WORK TO BE COMPLETED —
Output the listing below exactly, minus its images.

[SUPPLIED RECORDS Boundary: Start]

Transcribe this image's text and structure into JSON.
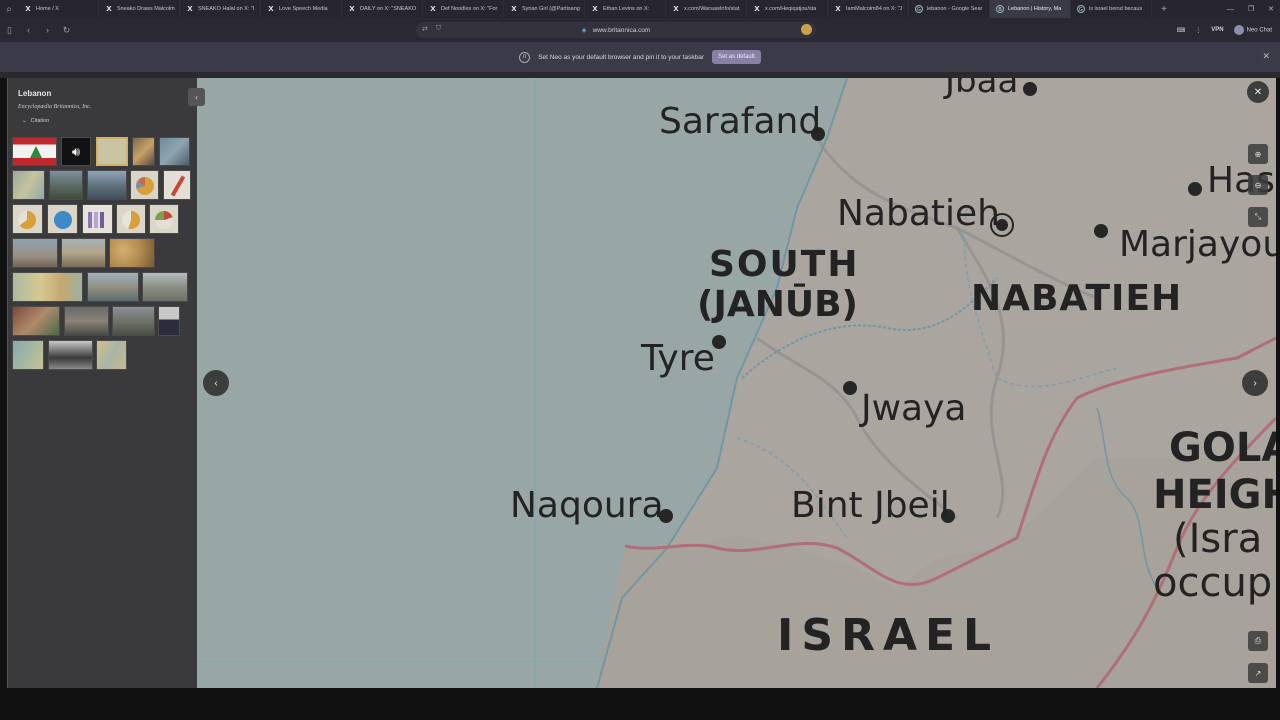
{
  "tabs": [
    {
      "label": "Home / X",
      "icon": "x-icon"
    },
    {
      "label": "Sneako Draws Malcolm",
      "icon": "x-icon"
    },
    {
      "label": "SNEAKO Halal on X: \"I",
      "icon": "x-icon"
    },
    {
      "label": "Love Speech Media",
      "icon": "x-icon"
    },
    {
      "label": "DAILY on X: \"SNEAKO",
      "icon": "x-icon"
    },
    {
      "label": "Def Noodles on X: \"For",
      "icon": "x-icon"
    },
    {
      "label": "Syrian Girl (@Partisang",
      "icon": "x-icon"
    },
    {
      "label": "Ethan Levins on X:",
      "icon": "x-icon"
    },
    {
      "label": "x.com/WarsawInfo/stat",
      "icon": "x-icon"
    },
    {
      "label": "x.com/Heqiqatjou/sta",
      "icon": "x-icon"
    },
    {
      "label": "IamMalcolm84 on X: \"J",
      "icon": "x-icon"
    },
    {
      "label": "lebanon - Google Sear",
      "icon": "google-icon"
    },
    {
      "label": "Lebanon | History, Ma",
      "icon": "britannica-icon"
    },
    {
      "label": "is israel beirut becaus",
      "icon": "google-icon"
    }
  ],
  "url": "www.britannica.com",
  "toolbar_right": {
    "vpn": "VPN",
    "profile": "Neo Chat"
  },
  "notification": {
    "text": "Set Neo as your default browser and pin it to your taskbar",
    "button": "Set as default"
  },
  "sidebar": {
    "title": "Lebanon",
    "subtitle": "Encyclopædia Britannica, Inc.",
    "citation": "Citation"
  },
  "map": {
    "labels": {
      "sarafand": "Sarafand",
      "jbaa": "Jbaa",
      "nabatieh_city": "Nabatieh",
      "has": "Has",
      "marjayoun": "Marjayou",
      "south_1": "SOUTH",
      "south_2": "(JANŪB)",
      "nabatieh_region": "NABATIEH",
      "tyre": "Tyre",
      "jwaya": "Jwaya",
      "naqoura": "Naqoura",
      "bint_jbeil": "Bint Jbeil",
      "israel": "ISRAEL",
      "golan_1": "GOLA",
      "golan_2": "HEIGH",
      "golan_3": "(Isra",
      "golan_4": "occup"
    }
  },
  "colors": {
    "sea": "#98a7a6",
    "land": "#aaa59f",
    "israel_land": "#a9a49c",
    "border": "#b06f76",
    "sidebar_bg": "#3a3a3c"
  }
}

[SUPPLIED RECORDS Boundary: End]

REPLY TO THE EXERCISE —
Transcribe this image's text and structure into JSON.
{
  "tabs": [
    {
      "label": "Home / X",
      "icon": "x-icon"
    },
    {
      "label": "Sneako Draws Malcolm",
      "icon": "x-icon"
    },
    {
      "label": "SNEAKO Halal on X: \"I",
      "icon": "x-icon"
    },
    {
      "label": "Love Speech Media",
      "icon": "x-icon"
    },
    {
      "label": "DAILY on X: \"SNEAKO",
      "icon": "x-icon"
    },
    {
      "label": "Def Noodles on X: \"For",
      "icon": "x-icon"
    },
    {
      "label": "Syrian Girl (@Partisang",
      "icon": "x-icon"
    },
    {
      "label": "Ethan Levins on X:",
      "icon": "x-icon"
    },
    {
      "label": "x.com/WarsawInfo/stat",
      "icon": "x-icon"
    },
    {
      "label": "x.com/Heqiqatjou/sta",
      "icon": "x-icon"
    },
    {
      "label": "IamMalcolm84 on X: \"J",
      "icon": "x-icon"
    },
    {
      "label": "lebanon - Google Sear",
      "icon": "google-icon"
    },
    {
      "label": "Lebanon | History, Ma",
      "icon": "britannica-icon"
    },
    {
      "label": "is israel beirut becaus",
      "icon": "google-icon"
    }
  ],
  "url": "www.britannica.com",
  "toolbar_right": {
    "vpn": "VPN",
    "profile": "Neo Chat"
  },
  "notification": {
    "text": "Set Neo as your default browser and pin it to your taskbar",
    "button": "Set as default"
  },
  "sidebar": {
    "title": "Lebanon",
    "subtitle": "Encyclopædia Britannica, Inc.",
    "citation": "Citation"
  },
  "map": {
    "labels": {
      "sarafand": "Sarafand",
      "jbaa": "Jbaa",
      "nabatieh_city": "Nabatieh",
      "has": "Has",
      "marjayoun": "Marjayou",
      "south_1": "SOUTH",
      "south_2": "(JANŪB)",
      "nabatieh_region": "NABATIEH",
      "tyre": "Tyre",
      "jwaya": "Jwaya",
      "naqoura": "Naqoura",
      "bint_jbeil": "Bint Jbeil",
      "israel": "ISRAEL",
      "golan_1": "GOLA",
      "golan_2": "HEIGH",
      "golan_3": "(Isra",
      "golan_4": "occup"
    }
  },
  "colors": {
    "sea": "#98a7a6",
    "land": "#aaa59f",
    "israel_land": "#a9a49c",
    "border": "#b06f76",
    "sidebar_bg": "#3a3a3c"
  }
}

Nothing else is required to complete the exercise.